A STUDENT living in Cork has highlighted concerns for international students studying in Ireland after she had to pay for Mandatory Hotel Quarantine twice when returning to Cork.
University College Cork (UCC) student Imasha Costa flew home to Bahrain last month and had not been home since before the Covid-19 pandemic.
Following her experience, she said she believes some international students are “afraid” to return home.
After a layover on her flight back to Ireland, Imasha was denied boarding as she did not have hotel quarantine booked for her next stop in the UK as she had been in a red list country.
She had been vaccinated while in Bahrain with a vaccine that has not yet been approved in Europe.
“I thought I was vaccinated so I should be grand, but they didn’t let me get on my flight because I didn’t have mandatory hotel quarantine booked."
Speaking on the experience, she said: “I was just there like, I’m a woman by myself, I’m only 20. I didn’t know what was going on. I was panicking. I was so upset, so scared.”
The cost of 12 days of hotel quarantine in the UK was approximately €2,000.
Imasha also had to complete and pay for hotel quarantine for a shorter period in Dublin as she had been in a designated state within the previous 14 days.
She said the total cost for both was approximately €3,000.
“That was tuition money for second year,” she said.
The Department of Health said only if someone is fully vaccinated with an EMA approved vaccine and have the documents to prove that, they do not have to complete hotel quarantine.
Imasha described the situation and her journey in getting back to Cork as “insane”.
“Cork is home to me. It’s like coming back home, but I went to go see my mam because she was after [having] surgery and I had to go mind her for a bit and see if she was ok. I hadn’t gone home in two years.”
As she is currently working to pay back the costs, she said she does not think she will be able to make it home anytime soon. She said she believes this is a concern for others.

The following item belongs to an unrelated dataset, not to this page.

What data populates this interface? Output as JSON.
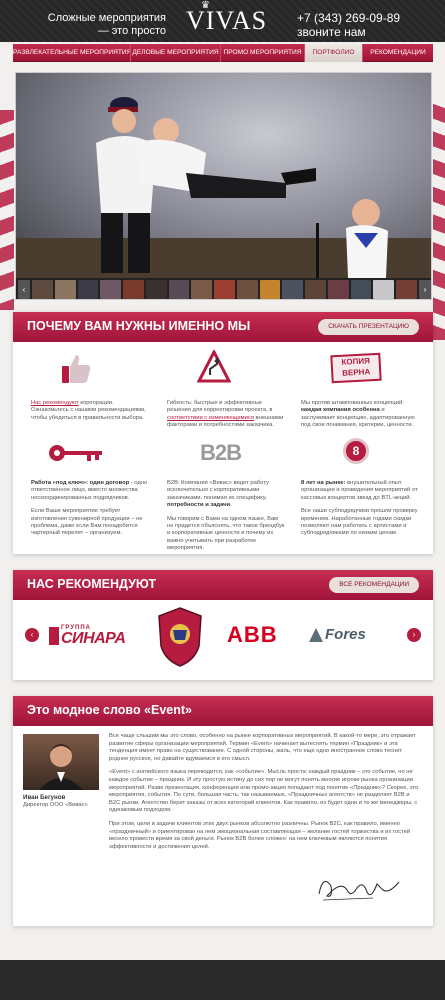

UCC has around 3,300 international students a year though numbers have yet to be finalised for the forthcoming academic year.
“I’m pretty sure there are people who are afraid to go home or afraid to go back because having to pay, first of all, a lot of money for hotel quarantine even though they are vaccinated, but I also think there is genuinely fear in people to go back home,” she said.
“Some of them do go home and they get an EU-approved dose or something like that, but many don’t have that luxury.”
She said she feels the consideration of international students as students in Ireland is something that has been missing.
“We are as much students as an Irish student or an EU student.”
Universities are finalising a revised protocol in relation to the arrival of international students which will include a greet and transfer service from airports.
As part of the international arrival scheme nationally, zero credit sim chips will also be made available to students.
A spokesperson for UCC said they have prepared a dedicated course for international students to support their transition into the university.
“In addition, a range of helpful videos have been developed to ensure that they are very well prepared for their journey. International students, like all students, will also benefit from an orientation programme prior to the commencement of their course.
“UCC is deeply conscious that it is a challenging period for students and has close to 50 services that operate to support student needs during this time.”
The Department of Further and Higher Education said it has no plans to pay the mandatory hotel quarantine costs of international students.
It will however cover the cost for Erasmus+ participants at all levels who are returning to Ireland directly from countries on the quarantine list.
This covers all Erasmus+ participants registered in institutions in the State, regardless of nationality.
This policy decision does not include incoming Erasmus+ students.